| WHAT YOU ARE ASKED TO DO |
The reply must consist of the complete listing, reproduced exactly, with no images included.

| DATA LISTING |

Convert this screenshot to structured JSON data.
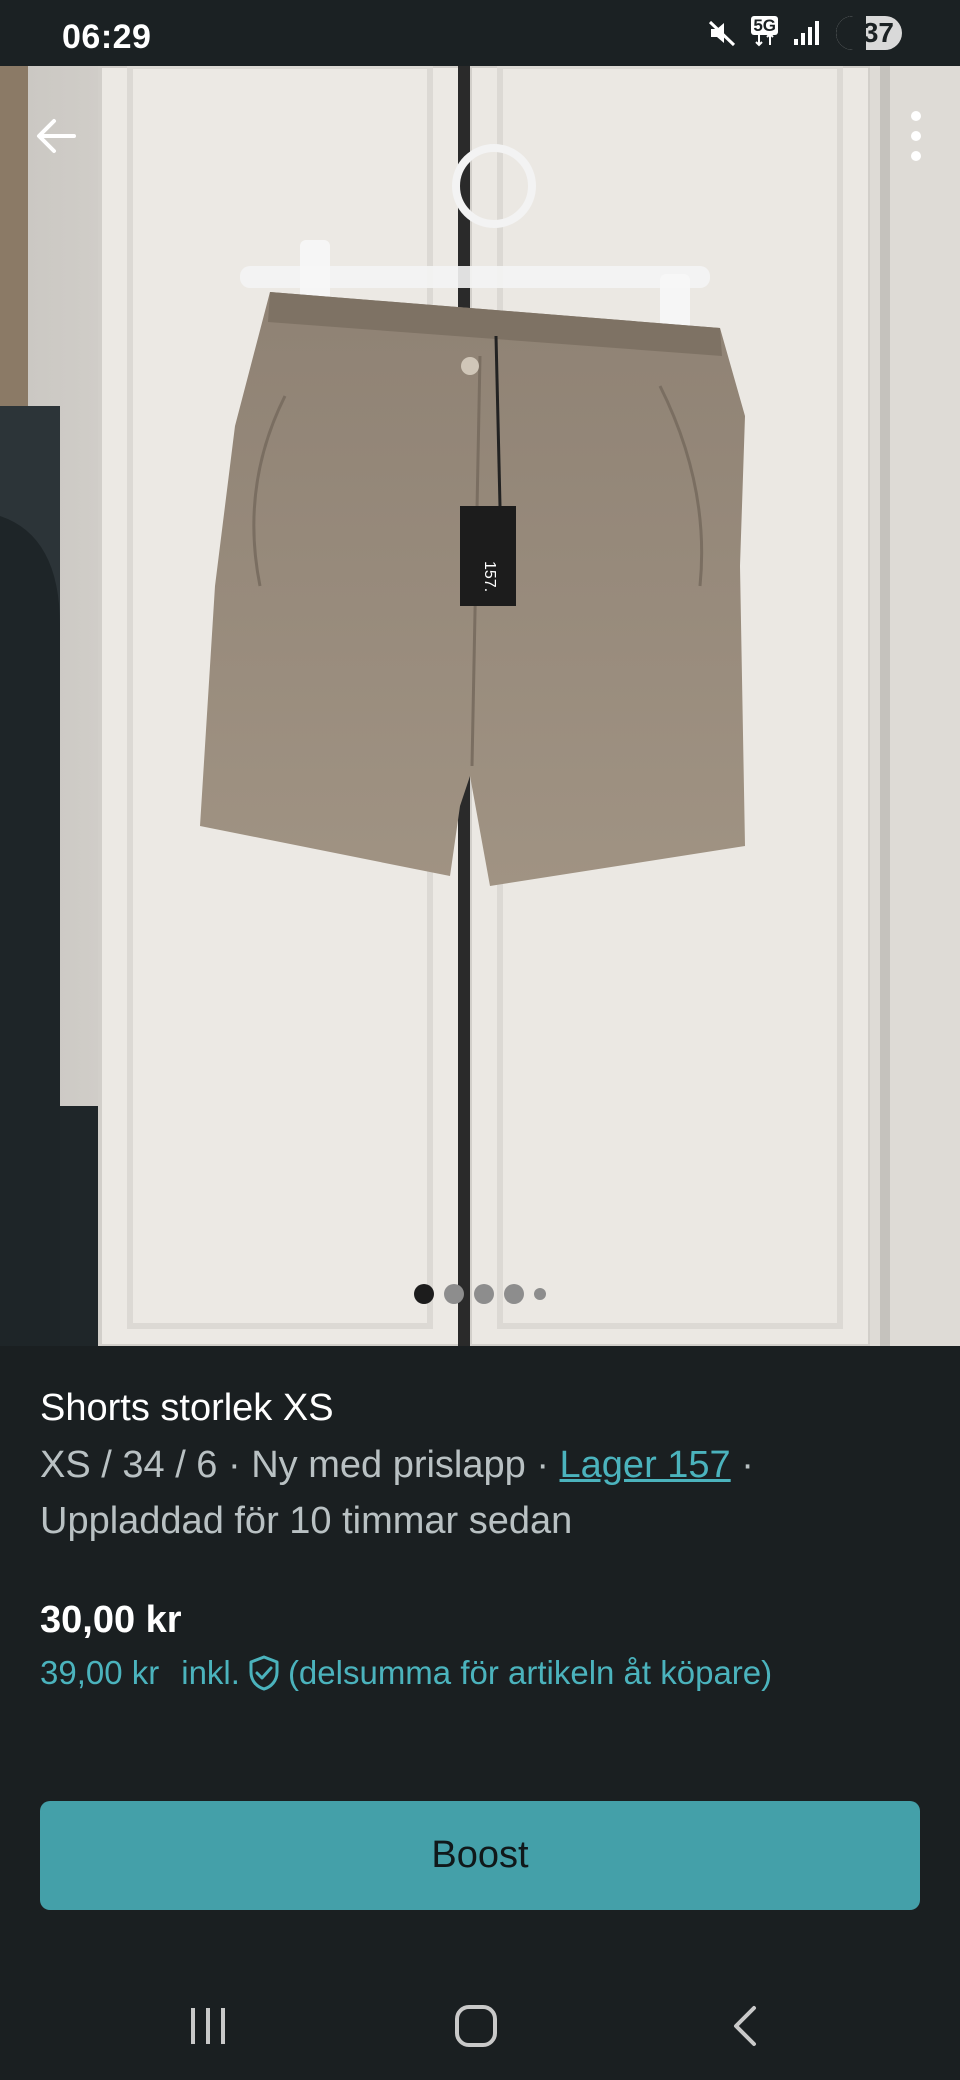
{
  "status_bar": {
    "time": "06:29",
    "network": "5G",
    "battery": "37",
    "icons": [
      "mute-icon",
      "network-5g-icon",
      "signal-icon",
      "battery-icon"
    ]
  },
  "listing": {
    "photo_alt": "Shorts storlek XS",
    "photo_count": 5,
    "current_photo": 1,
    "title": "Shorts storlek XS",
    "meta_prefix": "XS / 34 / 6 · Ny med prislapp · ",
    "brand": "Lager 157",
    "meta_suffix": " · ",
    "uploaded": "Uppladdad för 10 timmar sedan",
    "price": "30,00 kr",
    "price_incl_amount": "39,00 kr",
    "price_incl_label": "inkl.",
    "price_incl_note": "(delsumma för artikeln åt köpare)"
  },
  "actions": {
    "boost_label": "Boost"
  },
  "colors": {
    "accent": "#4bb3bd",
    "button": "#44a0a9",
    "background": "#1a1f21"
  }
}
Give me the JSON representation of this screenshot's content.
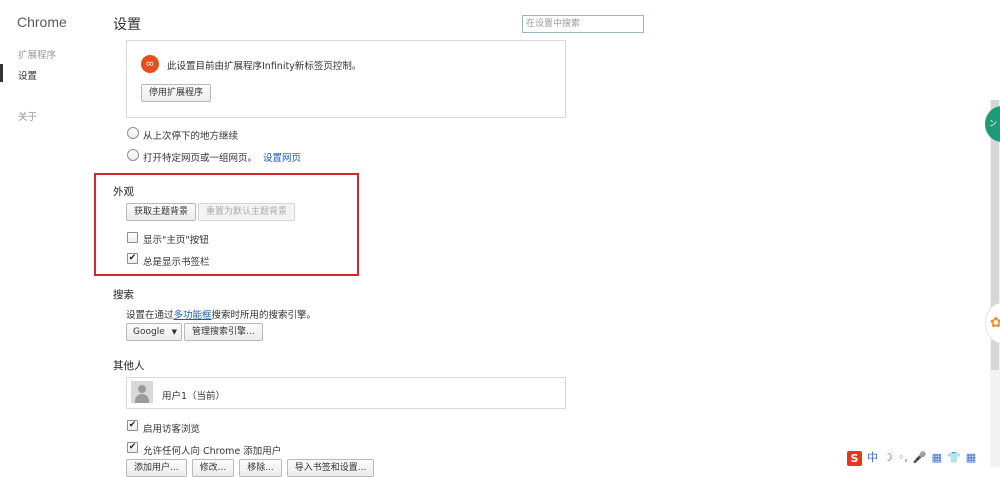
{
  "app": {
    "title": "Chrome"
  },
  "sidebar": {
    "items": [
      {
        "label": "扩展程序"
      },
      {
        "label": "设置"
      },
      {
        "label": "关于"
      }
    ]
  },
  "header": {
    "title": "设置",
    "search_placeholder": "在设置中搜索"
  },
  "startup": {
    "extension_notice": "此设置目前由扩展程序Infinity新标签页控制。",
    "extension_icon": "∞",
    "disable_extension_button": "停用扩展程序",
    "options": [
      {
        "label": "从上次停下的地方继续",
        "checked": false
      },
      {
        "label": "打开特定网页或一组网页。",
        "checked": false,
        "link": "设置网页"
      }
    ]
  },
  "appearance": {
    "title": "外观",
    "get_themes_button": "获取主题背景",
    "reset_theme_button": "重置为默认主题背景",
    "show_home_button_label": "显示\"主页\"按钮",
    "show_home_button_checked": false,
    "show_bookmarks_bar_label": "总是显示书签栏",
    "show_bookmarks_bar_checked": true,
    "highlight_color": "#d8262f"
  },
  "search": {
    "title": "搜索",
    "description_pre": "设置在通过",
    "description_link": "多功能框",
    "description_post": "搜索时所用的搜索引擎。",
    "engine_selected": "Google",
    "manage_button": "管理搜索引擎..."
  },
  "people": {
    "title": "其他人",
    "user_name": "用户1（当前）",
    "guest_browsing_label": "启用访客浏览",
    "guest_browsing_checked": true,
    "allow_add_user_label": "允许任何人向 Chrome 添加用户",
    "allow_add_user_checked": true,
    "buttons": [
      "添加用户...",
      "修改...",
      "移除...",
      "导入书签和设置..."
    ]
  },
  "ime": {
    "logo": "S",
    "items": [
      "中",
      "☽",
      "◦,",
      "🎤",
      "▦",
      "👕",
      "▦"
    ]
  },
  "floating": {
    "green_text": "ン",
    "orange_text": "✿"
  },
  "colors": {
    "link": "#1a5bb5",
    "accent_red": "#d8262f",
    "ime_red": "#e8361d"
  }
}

| THE ANSWER |
Convert this screenshot to structured JSON data.
{
  "status_bar": {
    "time": "06:29",
    "network": "5G",
    "battery": "37",
    "icons": [
      "mute-icon",
      "network-5g-icon",
      "signal-icon",
      "battery-icon"
    ]
  },
  "listing": {
    "photo_alt": "Shorts storlek XS",
    "photo_count": 5,
    "current_photo": 1,
    "title": "Shorts storlek XS",
    "meta_prefix": "XS / 34 / 6 · Ny med prislapp · ",
    "brand": "Lager 157",
    "meta_suffix": " · ",
    "uploaded": "Uppladdad för 10 timmar sedan",
    "price": "30,00 kr",
    "price_incl_amount": "39,00 kr",
    "price_incl_label": "inkl.",
    "price_incl_note": "(delsumma för artikeln åt köpare)"
  },
  "actions": {
    "boost_label": "Boost"
  },
  "colors": {
    "accent": "#4bb3bd",
    "button": "#44a0a9",
    "background": "#1a1f21"
  }
}
Give me the JSON representation of this screenshot's content.
{
  "app": {
    "title": "Chrome"
  },
  "sidebar": {
    "items": [
      {
        "label": "扩展程序"
      },
      {
        "label": "设置"
      },
      {
        "label": "关于"
      }
    ]
  },
  "header": {
    "title": "设置",
    "search_placeholder": "在设置中搜索"
  },
  "startup": {
    "extension_notice": "此设置目前由扩展程序Infinity新标签页控制。",
    "extension_icon": "∞",
    "disable_extension_button": "停用扩展程序",
    "options": [
      {
        "label": "从上次停下的地方继续",
        "checked": false
      },
      {
        "label": "打开特定网页或一组网页。",
        "checked": false,
        "link": "设置网页"
      }
    ]
  },
  "appearance": {
    "title": "外观",
    "get_themes_button": "获取主题背景",
    "reset_theme_button": "重置为默认主题背景",
    "show_home_button_label": "显示\"主页\"按钮",
    "show_home_button_checked": false,
    "show_bookmarks_bar_label": "总是显示书签栏",
    "show_bookmarks_bar_checked": true,
    "highlight_color": "#d8262f"
  },
  "search": {
    "title": "搜索",
    "description_pre": "设置在通过",
    "description_link": "多功能框",
    "description_post": "搜索时所用的搜索引擎。",
    "engine_selected": "Google",
    "manage_button": "管理搜索引擎..."
  },
  "people": {
    "title": "其他人",
    "user_name": "用户1（当前）",
    "guest_browsing_label": "启用访客浏览",
    "guest_browsing_checked": true,
    "allow_add_user_label": "允许任何人向 Chrome 添加用户",
    "allow_add_user_checked": true,
    "buttons": [
      "添加用户...",
      "修改...",
      "移除...",
      "导入书签和设置..."
    ]
  },
  "ime": {
    "logo": "S",
    "items": [
      "中",
      "☽",
      "◦,",
      "🎤",
      "▦",
      "👕",
      "▦"
    ]
  },
  "floating": {
    "green_text": "ン",
    "orange_text": "✿"
  },
  "colors": {
    "link": "#1a5bb5",
    "accent_red": "#d8262f",
    "ime_red": "#e8361d"
  }
}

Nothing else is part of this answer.